=== Section Start ===
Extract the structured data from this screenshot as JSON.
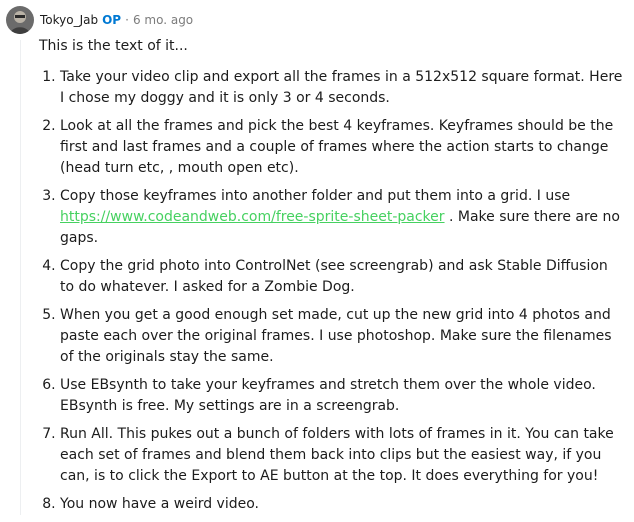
{
  "comment": {
    "author": "Tokyo_Jab",
    "badge": "OP",
    "separator": "·",
    "time": "6 mo. ago",
    "intro": "This is the text of it...",
    "steps": [
      {
        "text": "Take your video clip and export all the frames in a 512x512 square format. Here I chose my doggy and it is only 3 or 4 seconds."
      },
      {
        "text": "Look at all the frames and pick the best 4 keyframes. Keyframes should be the first and last frames and a couple of frames where the action starts to change (head turn etc, , mouth open etc)."
      },
      {
        "before": "Copy those keyframes into another folder and put them into a grid. I use ",
        "link": "https://www.codeandweb.com/free-sprite-sheet-packer",
        "after": " . Make sure there are no gaps."
      },
      {
        "text": "Copy the grid photo into ControlNet (see screengrab) and ask Stable Diffusion to do whatever. I asked for a Zombie Dog."
      },
      {
        "text": "When you get a good enough set made, cut up the new grid into 4 photos and paste each over the original frames. I use photoshop. Make sure the filenames of the originals stay the same."
      },
      {
        "text": "Use EBsynth to take your keyframes and stretch them over the whole video. EBsynth is free. My settings are in a screengrab."
      },
      {
        "text": "Run All. This pukes out a bunch of folders with lots of frames in it. You can take each set of frames and blend them back into clips but the easiest way, if you can, is to click the Export to AE button at the top. It does everything for you!"
      },
      {
        "text": "You now have a weird video."
      }
    ]
  },
  "colors": {
    "op": "#0079d3",
    "link": "#46d160",
    "meta": "#7c7c7c"
  }
}
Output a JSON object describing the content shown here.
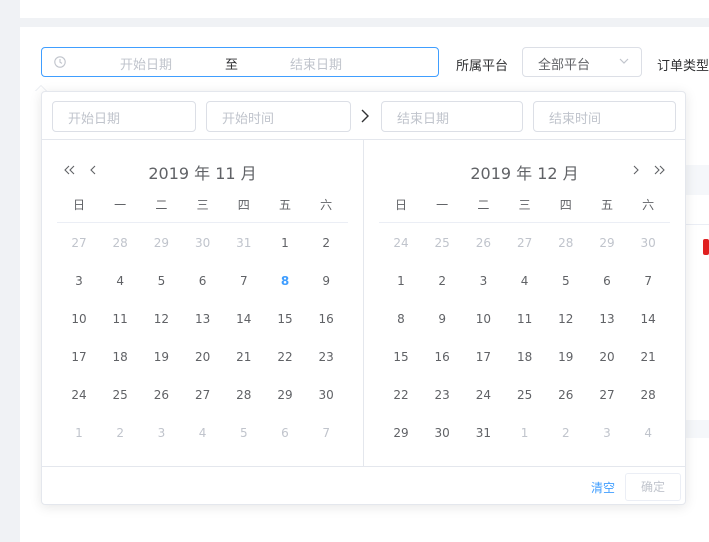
{
  "range_picker": {
    "start_placeholder": "开始日期",
    "separator": "至",
    "end_placeholder": "结束日期"
  },
  "filters": {
    "platform_label": "所属平台",
    "platform_value": "全部平台",
    "order_type_label": "订单类型"
  },
  "popper": {
    "start_date_placeholder": "开始日期",
    "start_time_placeholder": "开始时间",
    "end_date_placeholder": "结束日期",
    "end_time_placeholder": "结束时间",
    "clear_label": "清空",
    "confirm_label": "确定"
  },
  "weekdays": [
    "日",
    "一",
    "二",
    "三",
    "四",
    "五",
    "六"
  ],
  "left_calendar": {
    "title": "2019 年 11 月",
    "rows": [
      [
        {
          "d": "27",
          "o": true
        },
        {
          "d": "28",
          "o": true
        },
        {
          "d": "29",
          "o": true
        },
        {
          "d": "30",
          "o": true
        },
        {
          "d": "31",
          "o": true
        },
        {
          "d": "1"
        },
        {
          "d": "2"
        }
      ],
      [
        {
          "d": "3"
        },
        {
          "d": "4"
        },
        {
          "d": "5"
        },
        {
          "d": "6"
        },
        {
          "d": "7"
        },
        {
          "d": "8",
          "t": true
        },
        {
          "d": "9"
        }
      ],
      [
        {
          "d": "10"
        },
        {
          "d": "11"
        },
        {
          "d": "12"
        },
        {
          "d": "13"
        },
        {
          "d": "14"
        },
        {
          "d": "15"
        },
        {
          "d": "16"
        }
      ],
      [
        {
          "d": "17"
        },
        {
          "d": "18"
        },
        {
          "d": "19"
        },
        {
          "d": "20"
        },
        {
          "d": "21"
        },
        {
          "d": "22"
        },
        {
          "d": "23"
        }
      ],
      [
        {
          "d": "24"
        },
        {
          "d": "25"
        },
        {
          "d": "26"
        },
        {
          "d": "27"
        },
        {
          "d": "28"
        },
        {
          "d": "29"
        },
        {
          "d": "30"
        }
      ],
      [
        {
          "d": "1",
          "o": true
        },
        {
          "d": "2",
          "o": true
        },
        {
          "d": "3",
          "o": true
        },
        {
          "d": "4",
          "o": true
        },
        {
          "d": "5",
          "o": true
        },
        {
          "d": "6",
          "o": true
        },
        {
          "d": "7",
          "o": true
        }
      ]
    ]
  },
  "right_calendar": {
    "title": "2019 年 12 月",
    "rows": [
      [
        {
          "d": "24",
          "o": true
        },
        {
          "d": "25",
          "o": true
        },
        {
          "d": "26",
          "o": true
        },
        {
          "d": "27",
          "o": true
        },
        {
          "d": "28",
          "o": true
        },
        {
          "d": "29",
          "o": true
        },
        {
          "d": "30",
          "o": true
        }
      ],
      [
        {
          "d": "1"
        },
        {
          "d": "2"
        },
        {
          "d": "3"
        },
        {
          "d": "4"
        },
        {
          "d": "5"
        },
        {
          "d": "6"
        },
        {
          "d": "7"
        }
      ],
      [
        {
          "d": "8"
        },
        {
          "d": "9"
        },
        {
          "d": "10"
        },
        {
          "d": "11"
        },
        {
          "d": "12"
        },
        {
          "d": "13"
        },
        {
          "d": "14"
        }
      ],
      [
        {
          "d": "15"
        },
        {
          "d": "16"
        },
        {
          "d": "17"
        },
        {
          "d": "18"
        },
        {
          "d": "19"
        },
        {
          "d": "20"
        },
        {
          "d": "21"
        }
      ],
      [
        {
          "d": "22"
        },
        {
          "d": "23"
        },
        {
          "d": "24"
        },
        {
          "d": "25"
        },
        {
          "d": "26"
        },
        {
          "d": "27"
        },
        {
          "d": "28"
        }
      ],
      [
        {
          "d": "29"
        },
        {
          "d": "30"
        },
        {
          "d": "31"
        },
        {
          "d": "1",
          "o": true
        },
        {
          "d": "2",
          "o": true
        },
        {
          "d": "3",
          "o": true
        },
        {
          "d": "4",
          "o": true
        }
      ]
    ]
  },
  "colors": {
    "accent": "#409eff",
    "hint_red": "#e02020"
  }
}
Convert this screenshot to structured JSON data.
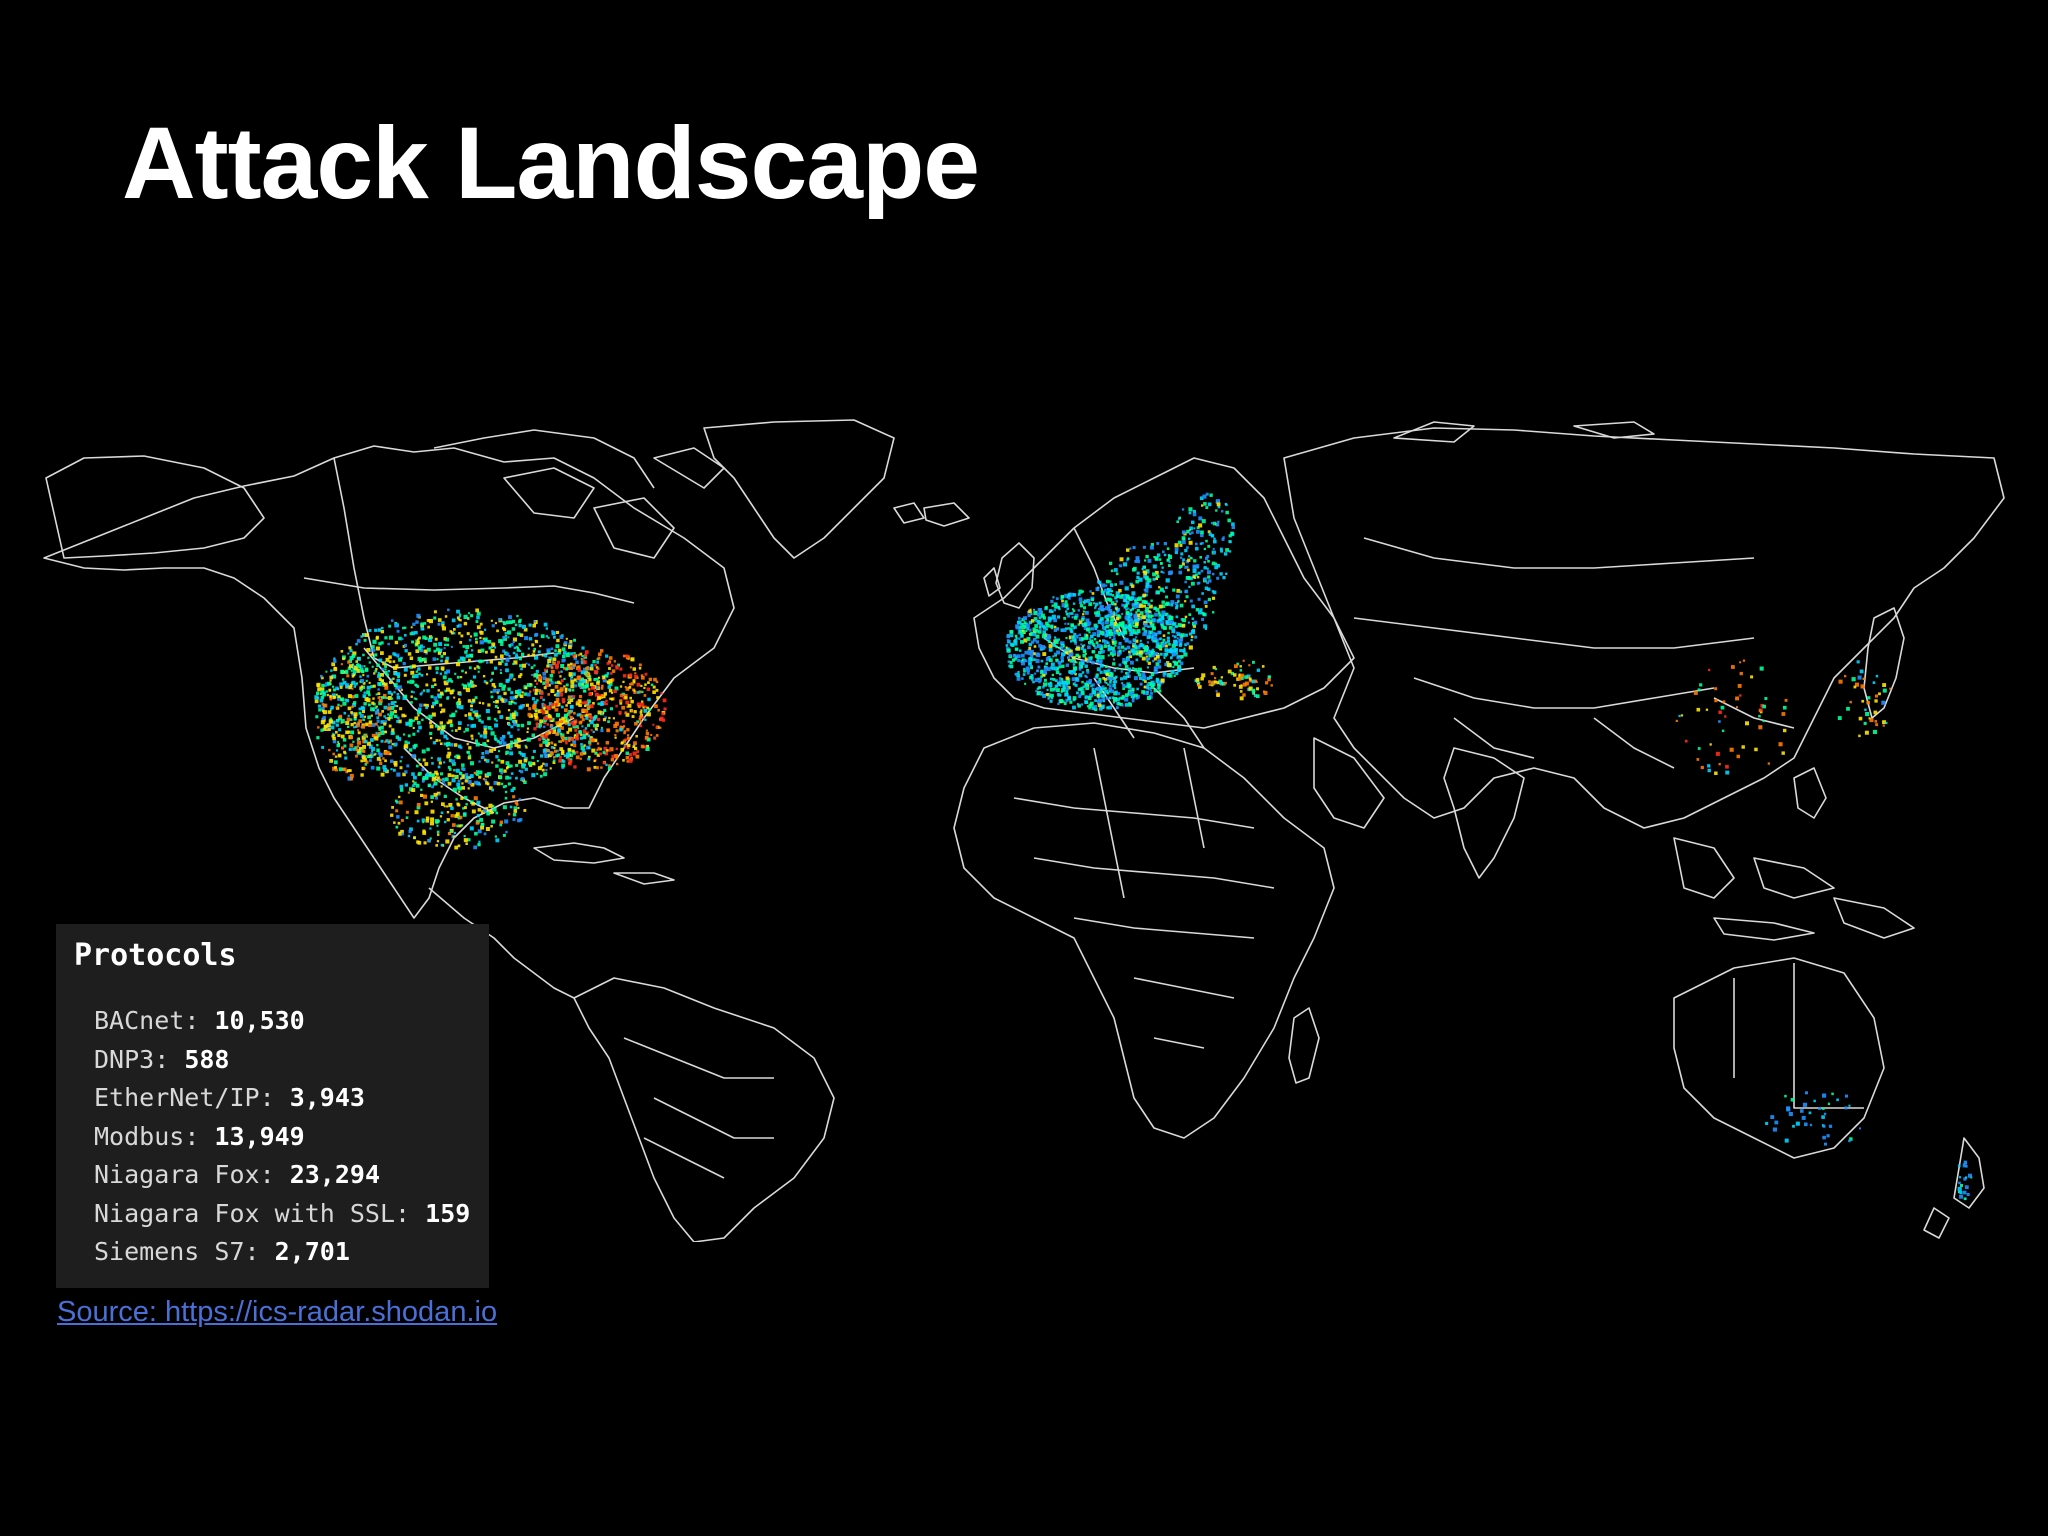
{
  "slide": {
    "title": "Attack Landscape"
  },
  "legend": {
    "title": "Protocols",
    "items": [
      {
        "protocol": "BACnet",
        "separator": ": ",
        "count": "10,530"
      },
      {
        "protocol": "DNP3",
        "separator": ": ",
        "count": "588"
      },
      {
        "protocol": "EtherNet/IP",
        "separator": ": ",
        "count": "3,943"
      },
      {
        "protocol": "Modbus",
        "separator": ": ",
        "count": "13,949"
      },
      {
        "protocol": "Niagara Fox",
        "separator": ": ",
        "count": "23,294"
      },
      {
        "protocol": "Niagara Fox with SSL",
        "separator": ": ",
        "count": "159"
      },
      {
        "protocol": "Siemens S7",
        "separator": ": ",
        "count": "2,701"
      }
    ]
  },
  "source": {
    "text": "Source: https://ics-radar.shodan.io"
  },
  "map": {
    "background_color": "#000000",
    "outline_color": "#d9d9d9",
    "density_colors": [
      "#1e90ff",
      "#00d5ff",
      "#00ff9a",
      "#ffe600",
      "#ff7a00",
      "#ff2a1a"
    ]
  }
}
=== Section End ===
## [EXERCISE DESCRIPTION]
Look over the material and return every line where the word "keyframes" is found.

## [SOLVED EXERCISE]
        "text": "Look at all the frames and pick the best 4 keyframes. Keyframes should be the first and last frames and a couple of frames where the action starts to change (head turn etc, , mouth open etc)."
        "before": "Copy those keyframes into another folder and put them into a grid. I use ",
        "text": "Use EBsynth to take your keyframes and stretch them over the whole video. EBsynth is free. My settings are in a screengrab."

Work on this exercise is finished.